- [Work instruction]: Word for word, restate each entry in the listing below.

- [Dataset excerpts]:

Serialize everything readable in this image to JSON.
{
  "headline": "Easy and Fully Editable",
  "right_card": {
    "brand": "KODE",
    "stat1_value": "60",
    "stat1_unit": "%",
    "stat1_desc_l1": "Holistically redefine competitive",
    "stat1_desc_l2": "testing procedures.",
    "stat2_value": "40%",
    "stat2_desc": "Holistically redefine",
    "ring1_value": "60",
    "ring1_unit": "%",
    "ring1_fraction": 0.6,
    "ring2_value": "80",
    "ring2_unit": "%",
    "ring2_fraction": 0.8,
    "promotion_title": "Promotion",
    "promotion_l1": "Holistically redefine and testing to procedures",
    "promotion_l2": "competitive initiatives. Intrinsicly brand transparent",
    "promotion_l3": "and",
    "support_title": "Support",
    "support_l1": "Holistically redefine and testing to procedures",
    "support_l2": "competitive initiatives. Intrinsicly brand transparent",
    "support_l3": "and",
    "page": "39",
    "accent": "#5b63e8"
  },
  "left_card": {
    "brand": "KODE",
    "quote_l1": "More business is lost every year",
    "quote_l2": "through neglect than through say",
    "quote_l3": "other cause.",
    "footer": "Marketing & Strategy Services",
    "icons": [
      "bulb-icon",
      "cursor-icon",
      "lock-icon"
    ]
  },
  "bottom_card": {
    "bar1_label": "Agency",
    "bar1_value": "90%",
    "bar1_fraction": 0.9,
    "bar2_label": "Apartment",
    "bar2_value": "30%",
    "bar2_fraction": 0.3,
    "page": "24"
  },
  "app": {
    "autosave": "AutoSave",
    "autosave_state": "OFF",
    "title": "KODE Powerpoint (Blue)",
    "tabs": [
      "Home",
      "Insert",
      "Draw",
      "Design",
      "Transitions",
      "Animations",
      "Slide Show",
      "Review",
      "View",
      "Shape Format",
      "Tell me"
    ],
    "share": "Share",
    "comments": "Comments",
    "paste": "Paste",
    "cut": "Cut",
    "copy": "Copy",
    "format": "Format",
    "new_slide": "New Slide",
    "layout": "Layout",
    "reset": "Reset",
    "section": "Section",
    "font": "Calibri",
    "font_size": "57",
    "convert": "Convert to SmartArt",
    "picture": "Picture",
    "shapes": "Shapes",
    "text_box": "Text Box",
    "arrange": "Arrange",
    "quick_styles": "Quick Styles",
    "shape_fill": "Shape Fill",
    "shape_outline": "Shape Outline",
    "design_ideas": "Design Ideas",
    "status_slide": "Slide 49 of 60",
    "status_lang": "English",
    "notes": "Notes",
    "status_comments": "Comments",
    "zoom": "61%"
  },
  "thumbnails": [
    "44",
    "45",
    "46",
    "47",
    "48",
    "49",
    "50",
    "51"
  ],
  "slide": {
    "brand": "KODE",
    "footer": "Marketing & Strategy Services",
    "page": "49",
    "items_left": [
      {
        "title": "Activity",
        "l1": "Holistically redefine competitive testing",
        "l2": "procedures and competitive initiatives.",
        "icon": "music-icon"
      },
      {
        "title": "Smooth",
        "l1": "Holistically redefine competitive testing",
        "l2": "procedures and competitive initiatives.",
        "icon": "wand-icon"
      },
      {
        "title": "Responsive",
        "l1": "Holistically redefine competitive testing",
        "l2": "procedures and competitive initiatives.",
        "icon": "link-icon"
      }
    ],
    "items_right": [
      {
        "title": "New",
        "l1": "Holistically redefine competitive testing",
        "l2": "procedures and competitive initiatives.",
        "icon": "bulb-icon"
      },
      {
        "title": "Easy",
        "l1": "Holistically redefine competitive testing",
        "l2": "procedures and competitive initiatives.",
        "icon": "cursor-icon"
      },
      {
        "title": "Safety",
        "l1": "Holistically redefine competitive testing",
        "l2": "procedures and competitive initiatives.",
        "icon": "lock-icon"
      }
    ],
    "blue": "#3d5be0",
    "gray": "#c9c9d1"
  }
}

- [Answer to this exercise]:
Serialize everything readable in this image to JSON.
{
  "headline": "Easy and Fully Editable",
  "right_card": {
    "brand": "KODE",
    "stat1_value": "60",
    "stat1_unit": "%",
    "stat1_desc_l1": "Holistically redefine competitive",
    "stat1_desc_l2": "testing procedures.",
    "stat2_value": "40%",
    "stat2_desc": "Holistically redefine",
    "ring1_value": "60",
    "ring1_unit": "%",
    "ring1_fraction": 0.6,
    "ring2_value": "80",
    "ring2_unit": "%",
    "ring2_fraction": 0.8,
    "promotion_title": "Promotion",
    "promotion_l1": "Holistically redefine and testing to procedures",
    "promotion_l2": "competitive initiatives. Intrinsicly brand transparent",
    "promotion_l3": "and",
    "support_title": "Support",
    "support_l1": "Holistically redefine and testing to procedures",
    "support_l2": "competitive initiatives. Intrinsicly brand transparent",
    "support_l3": "and",
    "page": "39",
    "accent": "#5b63e8"
  },
  "left_card": {
    "brand": "KODE",
    "quote_l1": "More business is lost every year",
    "quote_l2": "through neglect than through say",
    "quote_l3": "other cause.",
    "footer": "Marketing & Strategy Services",
    "icons": [
      "bulb-icon",
      "cursor-icon",
      "lock-icon"
    ]
  },
  "bottom_card": {
    "bar1_label": "Agency",
    "bar1_value": "90%",
    "bar1_fraction": 0.9,
    "bar2_label": "Apartment",
    "bar2_value": "30%",
    "bar2_fraction": 0.3,
    "page": "24"
  },
  "app": {
    "autosave": "AutoSave",
    "autosave_state": "OFF",
    "title": "KODE Powerpoint (Blue)",
    "tabs": [
      "Home",
      "Insert",
      "Draw",
      "Design",
      "Transitions",
      "Animations",
      "Slide Show",
      "Review",
      "View",
      "Shape Format",
      "Tell me"
    ],
    "share": "Share",
    "comments": "Comments",
    "paste": "Paste",
    "cut": "Cut",
    "copy": "Copy",
    "format": "Format",
    "new_slide": "New Slide",
    "layout": "Layout",
    "reset": "Reset",
    "section": "Section",
    "font": "Calibri",
    "font_size": "57",
    "convert": "Convert to SmartArt",
    "picture": "Picture",
    "shapes": "Shapes",
    "text_box": "Text Box",
    "arrange": "Arrange",
    "quick_styles": "Quick Styles",
    "shape_fill": "Shape Fill",
    "shape_outline": "Shape Outline",
    "design_ideas": "Design Ideas",
    "status_slide": "Slide 49 of 60",
    "status_lang": "English",
    "notes": "Notes",
    "status_comments": "Comments",
    "zoom": "61%"
  },
  "thumbnails": [
    "44",
    "45",
    "46",
    "47",
    "48",
    "49",
    "50",
    "51"
  ],
  "slide": {
    "brand": "KODE",
    "footer": "Marketing & Strategy Services",
    "page": "49",
    "items_left": [
      {
        "title": "Activity",
        "l1": "Holistically redefine competitive testing",
        "l2": "procedures and competitive initiatives.",
        "icon": "music-icon"
      },
      {
        "title": "Smooth",
        "l1": "Holistically redefine competitive testing",
        "l2": "procedures and competitive initiatives.",
        "icon": "wand-icon"
      },
      {
        "title": "Responsive",
        "l1": "Holistically redefine competitive testing",
        "l2": "procedures and competitive initiatives.",
        "icon": "link-icon"
      }
    ],
    "items_right": [
      {
        "title": "New",
        "l1": "Holistically redefine competitive testing",
        "l2": "procedures and competitive initiatives.",
        "icon": "bulb-icon"
      },
      {
        "title": "Easy",
        "l1": "Holistically redefine competitive testing",
        "l2": "procedures and competitive initiatives.",
        "icon": "cursor-icon"
      },
      {
        "title": "Safety",
        "l1": "Holistically redefine competitive testing",
        "l2": "procedures and competitive initiatives.",
        "icon": "lock-icon"
      }
    ],
    "blue": "#3d5be0",
    "gray": "#c9c9d1"
  }
}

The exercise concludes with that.